■ What the task requires: Locate the word "players" in the entries below, then gather every line that holds it.

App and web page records
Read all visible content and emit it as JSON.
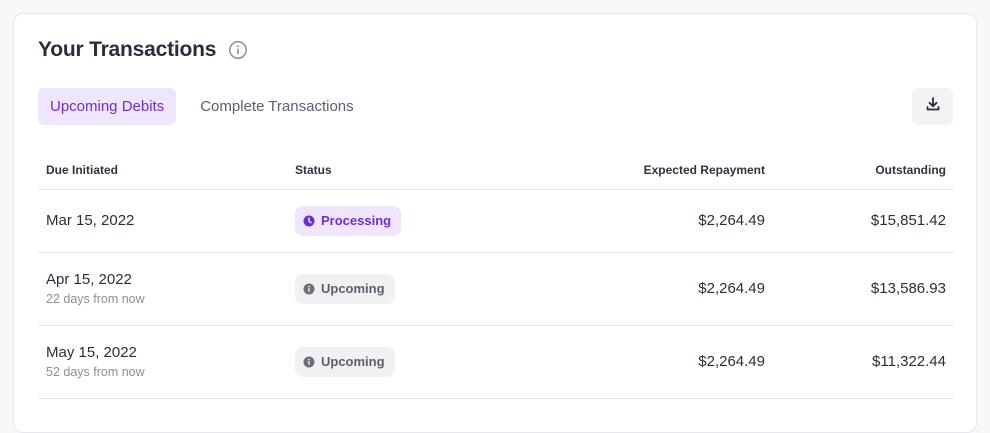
{
  "header": {
    "title": "Your Transactions",
    "info_icon": "info-icon"
  },
  "tabs": [
    {
      "label": "Upcoming Debits",
      "active": true
    },
    {
      "label": "Complete Transactions",
      "active": false
    }
  ],
  "toolbar": {
    "download_icon": "download-icon"
  },
  "table": {
    "columns": {
      "due": "Due Initiated",
      "status": "Status",
      "expected": "Expected Repayment",
      "outstanding": "Outstanding"
    },
    "rows": [
      {
        "date": "Mar 15, 2022",
        "sub": "",
        "status": "Processing",
        "status_icon": "clock-icon",
        "expected": "$2,264.49",
        "outstanding": "$15,851.42"
      },
      {
        "date": "Apr 15, 2022",
        "sub": "22 days from now",
        "status": "Upcoming",
        "status_icon": "info-icon",
        "expected": "$2,264.49",
        "outstanding": "$13,586.93"
      },
      {
        "date": "May 15, 2022",
        "sub": "52 days from now",
        "status": "Upcoming",
        "status_icon": "info-icon",
        "expected": "$2,264.49",
        "outstanding": "$11,322.44"
      }
    ]
  },
  "colors": {
    "accent": "#6b2fd6",
    "accent_bg": "#efe6fd",
    "muted_badge_bg": "#f0f1f3"
  }
}
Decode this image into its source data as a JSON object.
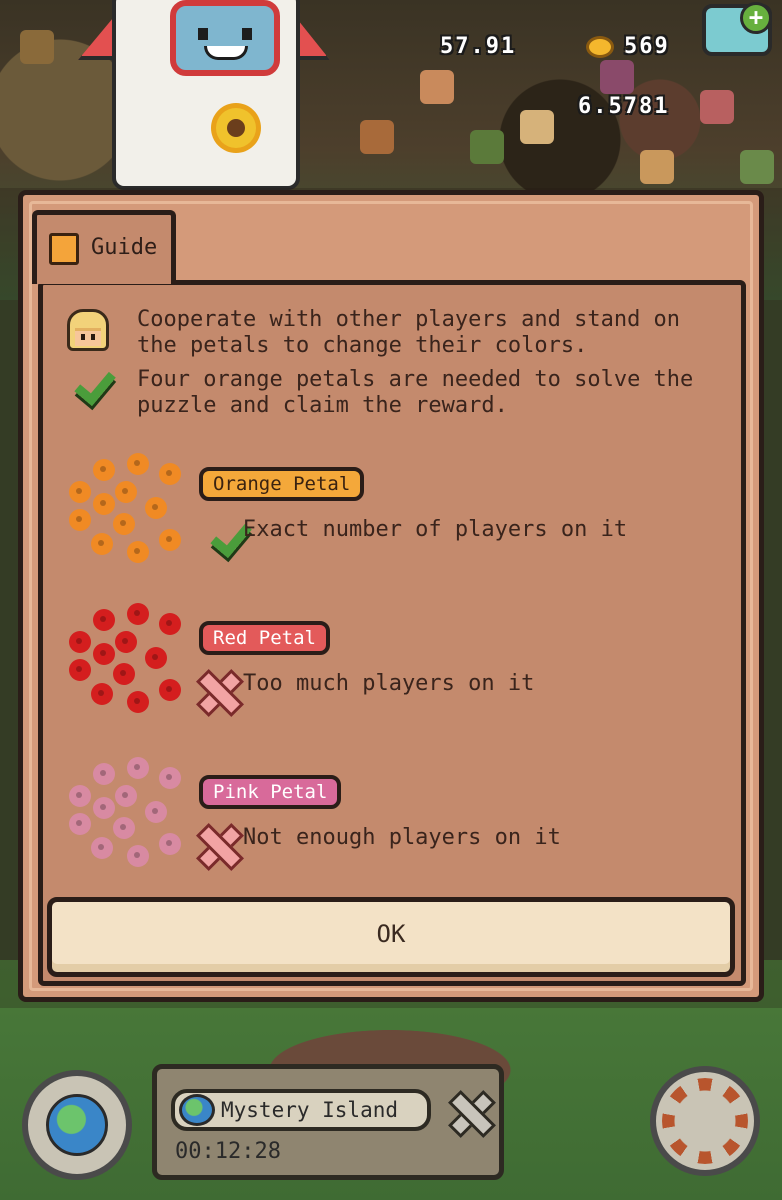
{
  "hud": {
    "stat_left": "57.91",
    "coins": "569",
    "stat_below": "6.5781"
  },
  "modal": {
    "tab_label": "Guide",
    "instructions": [
      {
        "icon": "player-icon",
        "lines": [
          "Cooperate with other players and stand on",
          "the petals to change their colors."
        ]
      },
      {
        "icon": "check-icon",
        "lines": [
          "Four orange petals are needed to solve the",
          "puzzle and claim the reward."
        ]
      }
    ],
    "petals": [
      {
        "name": "Orange Petal",
        "status_icon": "check-icon",
        "description": "Exact number of players on it",
        "color": "#f08a24",
        "badge_bg": "#f4a83a",
        "badge_text": "#3a2210"
      },
      {
        "name": "Red Petal",
        "status_icon": "x-icon",
        "description": "Too much players on it",
        "color": "#d41e1e",
        "badge_bg": "#e35a5a",
        "badge_text": "#ffffff"
      },
      {
        "name": "Pink Petal",
        "status_icon": "x-icon",
        "description": "Not enough players on it",
        "color": "#d88aa2",
        "badge_bg": "#d86a9a",
        "badge_text": "#ffffff"
      }
    ],
    "ok_label": "OK"
  },
  "location": {
    "name": "Mystery Island",
    "timer": "00:12:28"
  },
  "colors": {
    "panel": "#c48a6d",
    "panel_border": "#2a1d18",
    "text": "#3a241c",
    "ok_bg": "#f3e2c6"
  }
}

■ Written solution:
          "Cooperate with other players and stand on",
        "description": "Exact number of players on it",
        "description": "Too much players on it",
        "description": "Not enough players on it",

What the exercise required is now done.